    No – not for humans. Will current human flu vaccines help protect people from swine influenza infection? We really don’t know. Influenza viruses are adapting and changing all the time. If a vaccine was made, it would have to be specifically for a current strain that is circulating for it to be effective. The WHO says it needs access to as many viruses as possible so that it can isolate the most appropriate candidate vaccine.

    What are the signs and symptoms of swine influenza in humans?

    They are similar to those of regular flu, and include:
    Body aches
    Diarrhea (less common)
    Sore throat
    Temperature (fever)
    Tiredness (fatigue)
    Vomiting (less common).

    What medications are there?

    There are some drugs around that can effectively treat swine flu infection in humans – and many types of flu infections in humans. There are two main types:
    adamantanes (amantadine and remantadine)
    inhibitors of influenza neuraminidase (oseltamivir and zanamivir).
    Most previous swine influenza human cases recovered completely without the need for medical attention.

    What can I do to protect myself?

    Wash your hands regularly with soap
    Try to stay healthy
    Get plenty of sleep
    Do plenty of exercise
    Try to manage your stress
    Drink plenty of liquids
    Eat a well balanced diet
    Refrain from touching surfaces which may have the virus
    Do not get close to people who are sick
    Stay away from crowded areas if there is a swine flu outbreak in your area.

    If I am infected, how can I stop others from becoming infected?

    Limit your contact with other people
    Do not go to work or school
    When you cough or sneeze cover your mouth with a tissue. If you do not have a tissue, cover your mouth and nose.
    Put your used tissues in a waste basket
    Wash your hands and face regularly
    Keep all surfaces you have touched clean
    Follow your doctor’s instructions.

    For more details Please!

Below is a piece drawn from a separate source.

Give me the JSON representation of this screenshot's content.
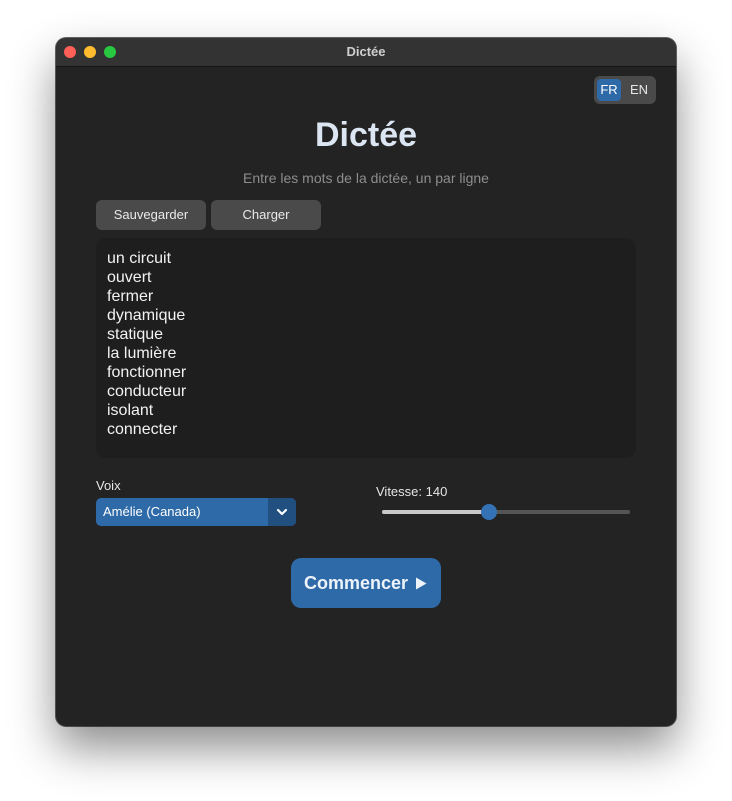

Refer the Website: http://www.medicalnewstoday.com/articles/147720.php

    Best Wishes From www.scientiaeducare.com
    Helping you choose a successful career….